This tool helps you understand the landscape in which you find yourself having been diagnosed with a brain tumour. This landscape can be particularly tricky to navigate as there are many different types of brain tumour, all of which have a different impact.

The information you see represents the most up-to-date, official, population level brain tumour data available for England. Over time we will be adding to the brain tumour data available and publishing reports, with recommendations, as a result of what we learn from this data.

The data behind this content has come from Public Health England’s National Cancer Registration and Analysis Service (NCRAS) and is a direct result of the ‘Get Data Out’ project.

This project provides anonymised population level brain tumour data for public use in the form of standard output tables, accessible here:

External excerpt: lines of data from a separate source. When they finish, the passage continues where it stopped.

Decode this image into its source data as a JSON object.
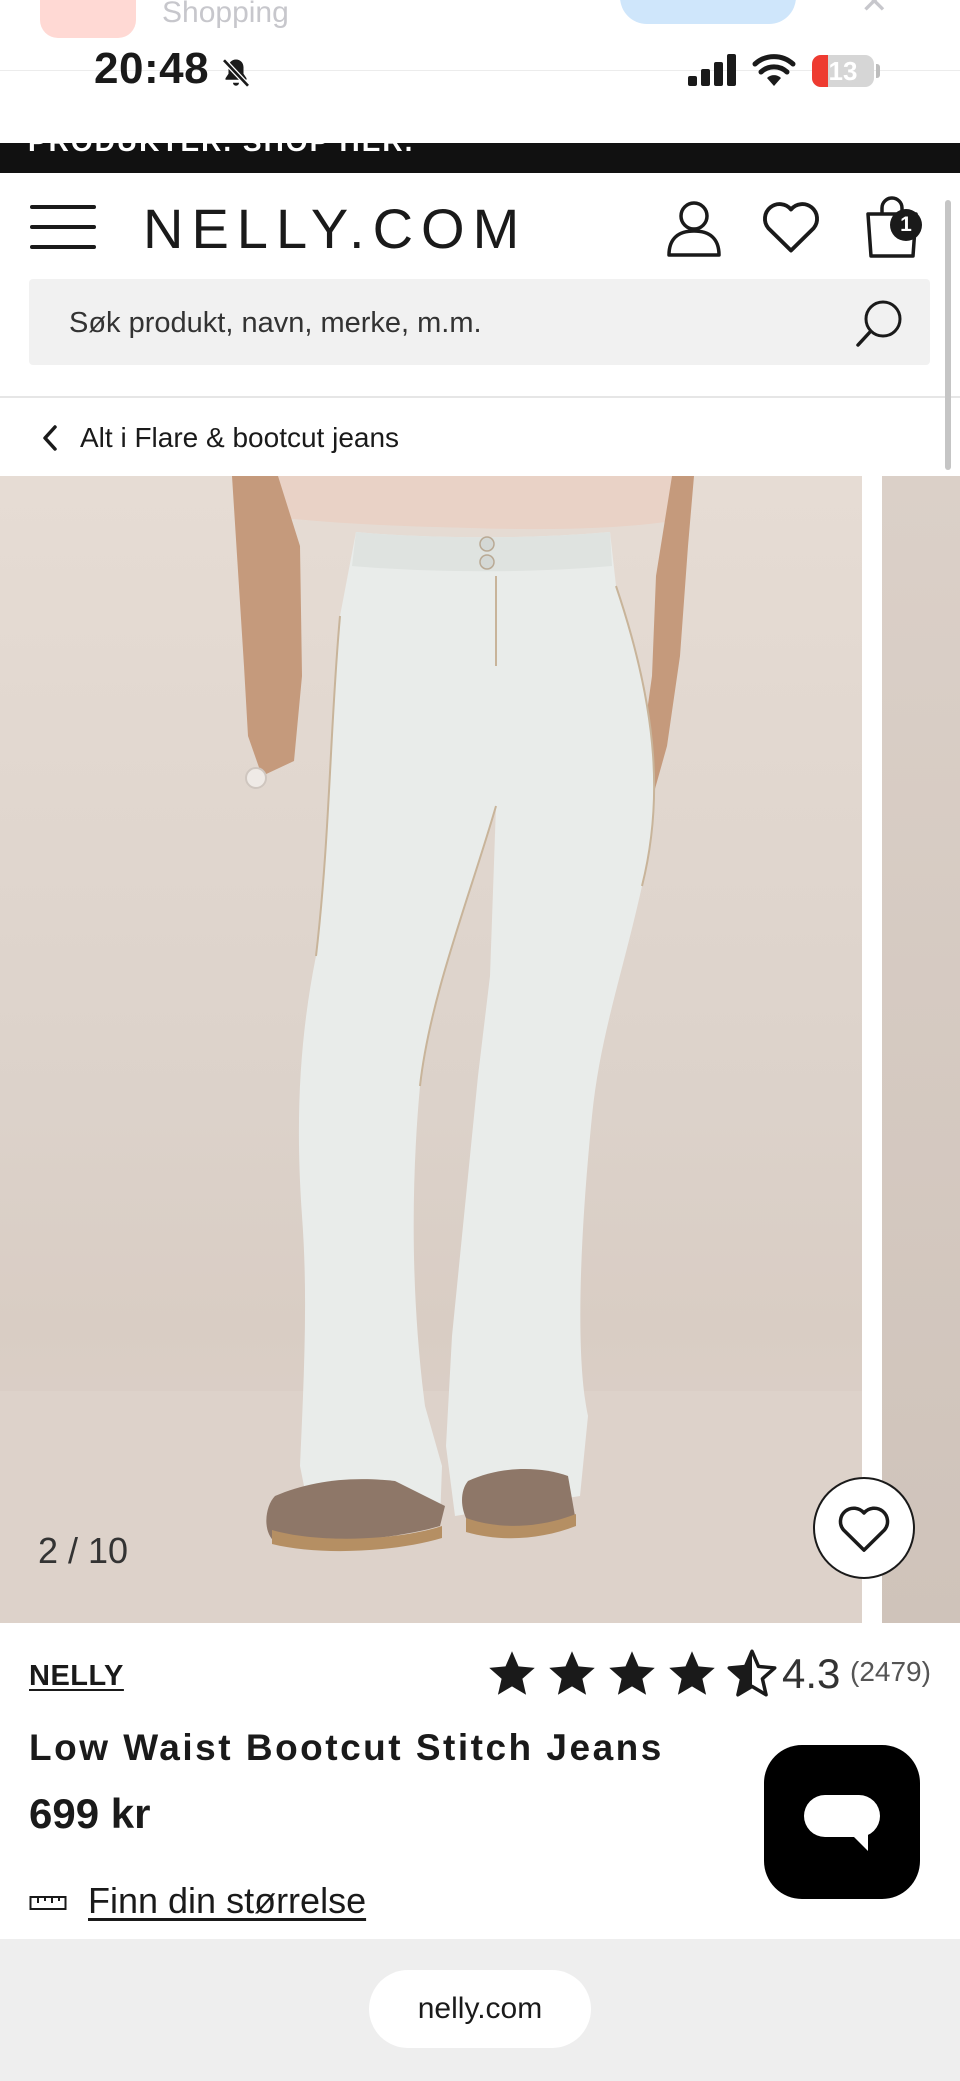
{
  "notification": {
    "app_label": "Shopping"
  },
  "status_bar": {
    "time": "20:48",
    "battery": "13",
    "icons": [
      "bell-slash-icon",
      "cellular-signal-icon",
      "wifi-icon",
      "battery-icon"
    ]
  },
  "promo": {
    "text": "PRODUKTER. SHOP HER."
  },
  "header": {
    "logo": "NELLY.COM",
    "bag_count": "1",
    "icons": [
      "menu-icon",
      "user-icon",
      "heart-icon",
      "bag-icon"
    ]
  },
  "search": {
    "placeholder": "Søk produkt, navn, merke, m.m."
  },
  "breadcrumb": {
    "label": "Alt i Flare & bootcut jeans"
  },
  "gallery": {
    "counter": "2 / 10",
    "current": 2,
    "total": 10
  },
  "product": {
    "brand": "NELLY",
    "rating": "4.3",
    "rating_value": 4.3,
    "review_count": "(2479)",
    "title": "Low Waist Bootcut Stitch Jeans",
    "price": "699 kr",
    "size_link": "Finn din størrelse"
  },
  "browser": {
    "url": "nelly.com"
  },
  "colors": {
    "accent": "#1a1a1a",
    "battery_low": "#ee3b31",
    "notif_button": "#cfe6fb",
    "search_bg": "#f1f1f1"
  }
}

The number or rate (per head of population) of new cases of a disease diagnosed in a given population during a specified time period (usually a calendar year). The crude rate is the total number of cases divided by the mid-year population, usually expressed per 100,000 population.


Malignant tumours which grow by invasion into surrounding tissues and have the ability to metastasise to distant sites


The number or rate (per head of population) of deaths in a given population during a specified time period (usually a calendar year). The crude rate is the total number of deaths divided by the mid-year population, usually expressed per 100,000 population.


Not cancerousNon-malignant tumours may grow larger but do not spread to other parts of the body.


The length of time from the date of diagnosis for a disease, such as cancer, that patients diagnosed with the disease are still alive. In a clinical trial, measuring the survival is one way to see how well a new treatment works. Also called ‘overall survival’ or ‘OS’.

Routes to Diagnosis

Under the ‘Routes to Diagnosis’ tab in the Brain Tumour Data Dashboard, you can explore the ways patients have been diagnosed with brain tumours. There are many ways, or routes, for cancers to be diagnosed in the NHS. A ‘route to diagnosis’ is the series of events between a patient and the healthcare system that leads to a diagnosis of cancer. The routes include:

  1. Two Week Wait

Patients are urgently referred by their GP for suspected cancer via the Two Week Wait system and are seen by a specialist within 2 weeks where they are diagnosed.

  1. GP referral

Diagnosis via a GP referral includes routine and urgent referrals where the patient was not referred under the Two Week Wait system.

  1. Emergency Presentation

Cancers can be diagnosed via emergency situations such as via A&E, emergency GP referral, emergency transfer or emergency admission.

  1. Outpatient

Outpatient cancer diagnoses include diagnoses via an elective route which started with an outpatient appointment that is either a self-referral or consultant to consultant referral. (It does not include those under the Two Week Wait referral system).

  1. Inpatient elective

Diagnosis via an inpatient elective route is where diagnosis occurs after the patient has been admitted into secondary care from a waiting list, or where the admission is booked or planned.

  1. Death Certificate Only

Diagnoses made by Death Certificate Only are made where there is no more information about the cancer diagnosis other than the cancer related death notifications. The date of diagnosis is the same as that of the date of death.

  1. Unknown

For some patients with a cancer diagnosis, there is no relevant data available to understand the route to diagnosis.


More information

If any of the statistical terms in this section of the brainstrust website are hard to understand, we recommend looking them up here:

Cancer Research UK’s Cancer Statistics Explained

If you are looking for help understanding terms relating specifically to brain tumours, and treatment, then the brainstrust glossary is available here: